Exercise brief => What the task needs is the data below, written out verbatim.

Material provided =>
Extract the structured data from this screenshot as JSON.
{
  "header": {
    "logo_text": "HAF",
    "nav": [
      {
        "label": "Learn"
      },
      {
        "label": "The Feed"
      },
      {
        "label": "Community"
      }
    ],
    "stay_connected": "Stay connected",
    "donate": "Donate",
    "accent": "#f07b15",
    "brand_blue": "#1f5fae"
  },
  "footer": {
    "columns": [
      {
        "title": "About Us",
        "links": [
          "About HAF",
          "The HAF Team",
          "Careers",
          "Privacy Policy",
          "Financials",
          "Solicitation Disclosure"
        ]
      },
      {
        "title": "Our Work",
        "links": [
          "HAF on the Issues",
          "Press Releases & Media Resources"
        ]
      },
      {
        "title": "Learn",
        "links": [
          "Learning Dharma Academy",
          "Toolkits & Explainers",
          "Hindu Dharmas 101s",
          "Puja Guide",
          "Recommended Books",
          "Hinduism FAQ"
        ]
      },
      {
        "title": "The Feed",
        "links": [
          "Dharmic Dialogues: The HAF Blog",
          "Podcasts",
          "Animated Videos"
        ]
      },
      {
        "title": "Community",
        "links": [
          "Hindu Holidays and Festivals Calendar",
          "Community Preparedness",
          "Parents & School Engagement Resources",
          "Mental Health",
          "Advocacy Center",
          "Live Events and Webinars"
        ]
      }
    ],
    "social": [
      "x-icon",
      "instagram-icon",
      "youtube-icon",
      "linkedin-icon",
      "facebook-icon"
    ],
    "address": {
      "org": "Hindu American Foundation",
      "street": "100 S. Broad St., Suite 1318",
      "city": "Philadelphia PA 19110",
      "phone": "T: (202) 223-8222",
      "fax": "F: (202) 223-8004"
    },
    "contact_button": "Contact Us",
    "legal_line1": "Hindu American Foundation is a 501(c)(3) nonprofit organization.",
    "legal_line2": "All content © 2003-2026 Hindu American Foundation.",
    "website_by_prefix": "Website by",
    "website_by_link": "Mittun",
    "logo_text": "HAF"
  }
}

Response to this task =>
Extract the structured data from this screenshot as JSON.
{
  "header": {
    "logo_text": "HAF",
    "nav": [
      {
        "label": "Learn"
      },
      {
        "label": "The Feed"
      },
      {
        "label": "Community"
      }
    ],
    "stay_connected": "Stay connected",
    "donate": "Donate",
    "accent": "#f07b15",
    "brand_blue": "#1f5fae"
  },
  "footer": {
    "columns": [
      {
        "title": "About Us",
        "links": [
          "About HAF",
          "The HAF Team",
          "Careers",
          "Privacy Policy",
          "Financials",
          "Solicitation Disclosure"
        ]
      },
      {
        "title": "Our Work",
        "links": [
          "HAF on the Issues",
          "Press Releases & Media Resources"
        ]
      },
      {
        "title": "Learn",
        "links": [
          "Learning Dharma Academy",
          "Toolkits & Explainers",
          "Hindu Dharmas 101s",
          "Puja Guide",
          "Recommended Books",
          "Hinduism FAQ"
        ]
      },
      {
        "title": "The Feed",
        "links": [
          "Dharmic Dialogues: The HAF Blog",
          "Podcasts",
          "Animated Videos"
        ]
      },
      {
        "title": "Community",
        "links": [
          "Hindu Holidays and Festivals Calendar",
          "Community Preparedness",
          "Parents & School Engagement Resources",
          "Mental Health",
          "Advocacy Center",
          "Live Events and Webinars"
        ]
      }
    ],
    "social": [
      "x-icon",
      "instagram-icon",
      "youtube-icon",
      "linkedin-icon",
      "facebook-icon"
    ],
    "address": {
      "org": "Hindu American Foundation",
      "street": "100 S. Broad St., Suite 1318",
      "city": "Philadelphia PA 19110",
      "phone": "T: (202) 223-8222",
      "fax": "F: (202) 223-8004"
    },
    "contact_button": "Contact Us",
    "legal_line1": "Hindu American Foundation is a 501(c)(3) nonprofit organization.",
    "legal_line2": "All content © 2003-2026 Hindu American Foundation.",
    "website_by_prefix": "Website by",
    "website_by_link": "Mittun",
    "logo_text": "HAF"
  }
}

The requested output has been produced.